- Make it short.
- Mind the structure.
- Pay attention to the style.
- Use active voice.
- Avoid personal pronouns “I” and “We”.
- Exclude references.
- Avoid defining terms.
- Use present tenses for results and conclusions.
- Write about the purpose.
- Clearly state research questions.
- Make it simple.
- Remember about methodology.
- Mention the results.
- End with implications.
- Avoid additional information.
- Give it a rest.
Keep in mind that the abstract is written after the dissertation itself. To summarize, you need to know what the whole work contains.
One page, that is about 280 words, will be sufficient to mention major points. Furthermore, it will ensure visual coherence.
The abstract should represent the whole dissertation. Thus, make sure you assign one or more sentences to each chapter of the paper.
It should remain the same throughout the text. Write in clear, concise and powerful language.
However, passive voice is perfectly acceptable when used for brevity and clarity.
You still have time for that in the main body.
Describe what was done and found in past tenses.
Why did you choose this particular topic? Make sure that the aim of your study is understandable.
Indicate what problems you attempt to solve, and the scope of the project.
There is room only for 1-3 main arguments. Others should remain subsidiary.
Describe the means and techniques. Note that specific comments are of greater importance than general information.
Readers are interested in what you discovered. Everything you did was for the outcome. If appropriate, draw conclusions.
Describe the changes that should be implemented as a result of your findings. Let the readers know how your work contributes to the general body of knowledge on the given topic.
Keep to the original text, and omit new points, not mentioned in the dissertation.
Leave everything you have written at least for a day.
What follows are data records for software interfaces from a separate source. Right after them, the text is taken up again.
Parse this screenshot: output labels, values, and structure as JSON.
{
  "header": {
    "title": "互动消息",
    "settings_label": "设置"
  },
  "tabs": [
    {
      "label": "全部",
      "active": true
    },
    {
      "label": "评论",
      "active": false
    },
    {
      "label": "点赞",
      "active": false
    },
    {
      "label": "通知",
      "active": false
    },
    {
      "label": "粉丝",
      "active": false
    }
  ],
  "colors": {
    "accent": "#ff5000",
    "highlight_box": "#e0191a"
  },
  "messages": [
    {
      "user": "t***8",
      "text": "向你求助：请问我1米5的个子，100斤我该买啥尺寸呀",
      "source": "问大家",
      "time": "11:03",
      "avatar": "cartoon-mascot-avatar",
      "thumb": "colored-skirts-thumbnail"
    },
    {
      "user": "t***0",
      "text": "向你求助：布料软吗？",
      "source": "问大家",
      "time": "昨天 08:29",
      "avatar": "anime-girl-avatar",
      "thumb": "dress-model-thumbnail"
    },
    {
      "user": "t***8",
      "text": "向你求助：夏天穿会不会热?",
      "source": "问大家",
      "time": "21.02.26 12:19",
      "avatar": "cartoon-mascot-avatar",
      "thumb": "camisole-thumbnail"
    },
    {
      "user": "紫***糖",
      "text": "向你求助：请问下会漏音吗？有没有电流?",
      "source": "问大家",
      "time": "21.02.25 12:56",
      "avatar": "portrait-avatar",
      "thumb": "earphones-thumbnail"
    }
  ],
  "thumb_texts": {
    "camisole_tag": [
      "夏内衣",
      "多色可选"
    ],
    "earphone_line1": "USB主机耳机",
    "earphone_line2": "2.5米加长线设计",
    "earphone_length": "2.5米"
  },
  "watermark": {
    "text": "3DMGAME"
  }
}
Then, revise the text with a fresh mind. It is even better to do it several times.